8th Brian Bogers (407 points): This one had most scratching their heads. Although it would have been quite a stretch for Brian Bogers to win the title, he was at least included in those discussions ten months ago. There was no point where Bogers really shone this year though, aside from that Russian event that was obviously an anomaly, as he landed in the top five in just six motos this season. That is just baffling! To put this ranking into perspective, he did not even compete in three of the rounds last year and still finished sixth in the final standings. Bogers was clearly capable of so much more.

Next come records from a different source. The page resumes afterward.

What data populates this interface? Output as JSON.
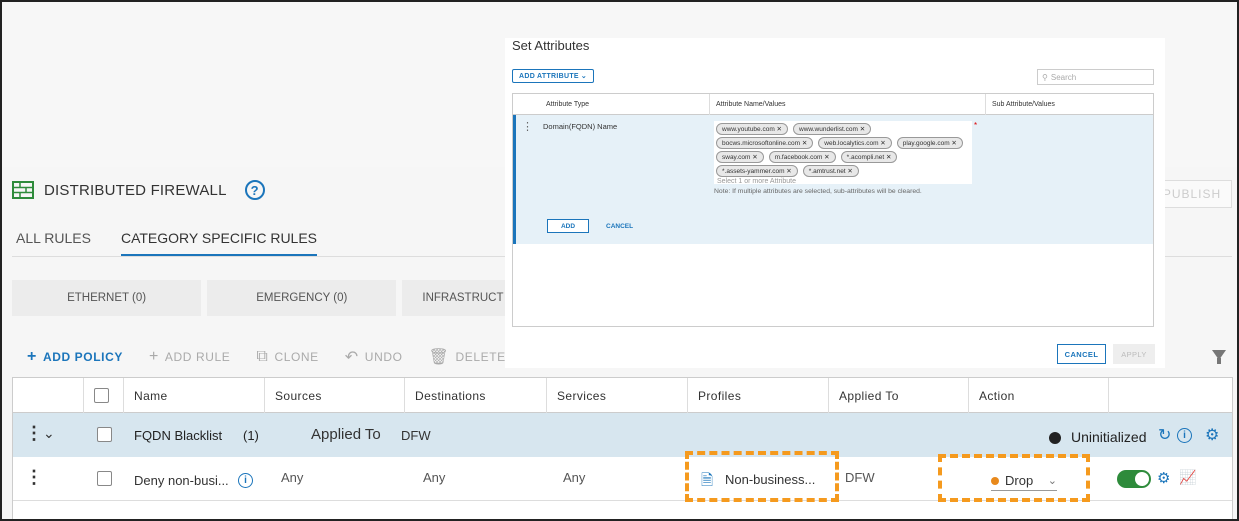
{
  "header": {
    "title": "DISTRIBUTED FIREWALL",
    "help": "?",
    "publish": "PUBLISH"
  },
  "tabs": [
    {
      "label": "ALL RULES",
      "active": false
    },
    {
      "label": "CATEGORY SPECIFIC RULES",
      "active": true
    }
  ],
  "categories": [
    "ETHERNET (0)",
    "EMERGENCY (0)",
    "INFRASTRUCT"
  ],
  "toolbar": {
    "add_policy": "ADD POLICY",
    "add_rule": "ADD RULE",
    "clone": "CLONE",
    "undo": "UNDO",
    "delete": "DELETE"
  },
  "table": {
    "columns": [
      "Name",
      "Sources",
      "Destinations",
      "Services",
      "Profiles",
      "Applied To",
      "Action"
    ],
    "policy": {
      "name": "FQDN Blacklist",
      "count": "(1)",
      "applied_to_label": "Applied To",
      "applied_to": "DFW",
      "status": "Uninitialized"
    },
    "rule": {
      "name": "Deny non-busi...",
      "sources": "Any",
      "destinations": "Any",
      "services": "Any",
      "profiles": "Non-business...",
      "applied_to": "DFW",
      "action": "Drop"
    }
  },
  "modal": {
    "title": "Set Attributes",
    "add_attribute": "ADD ATTRIBUTE",
    "search_placeholder": "Search",
    "columns": [
      "Attribute Type",
      "Attribute Name/Values",
      "Sub Attribute/Values"
    ],
    "row": {
      "type": "Domain(FQDN) Name",
      "values": [
        "www.youtube.com",
        "www.wunderlist.com",
        "bocws.microsoftonline.com",
        "web.localytics.com",
        "play.google.com",
        "sway.com",
        "m.facebook.com",
        "*.acompli.net",
        "*.assets-yammer.com",
        "*.amtrust.net"
      ],
      "placeholder": "Select 1 or more Attribute",
      "note": "Note: If multiple attributes are selected, sub-attributes will be cleared.",
      "required_mark": "*"
    },
    "row_add": "ADD",
    "row_cancel": "CANCEL",
    "cancel": "CANCEL",
    "apply": "APPLY"
  },
  "colors": {
    "accent": "#1b75bb",
    "highlight": "#f59a1e",
    "toggle_on": "#2e8b3b"
  }
}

9th Hunter Lawrence (395 points): Hunter Lawrence may receive more exposure than anyone entering the FIM Motocross World Championship next year, as he climbed up through the rankings this year and is now a formidable contender. Following an inconsistent start, where he struggled to put two motos together, he turned it around and really made his mark on the class. The fact that his RM-Z250 was not the most competitive machine was referenced at points, so that makes his showings even more impressive. It is also worth remembering that he missed two rounds with what could have been an extremely serious injury. The fact that he won a moto at the final event of the season will only aid his charge next year, as he has removed that monkey from his back.
10th Brent Van Doninck (305 points): What should one expect of Brent Van Doninck? When he first launched into the MX2 class, he showed some flashes of brilliance and even landed on the podium in The Netherlands. The Kemea Yamaha Yamalube rider, who will be moving onto pastures new next year, could not be further from that now though. The fact that he has regressed is cause for concern, right? That potential must still be buried within him somewhere though, so it will be interesting to see if a change of scenery reinvigorates him. A ranking of tenth this year could just be considered okay, especially when the gap to Hunter Lawrence in ninth is taken into account.
Words: Lewis Phillips | Lead Image: KTM Images/Ray Archer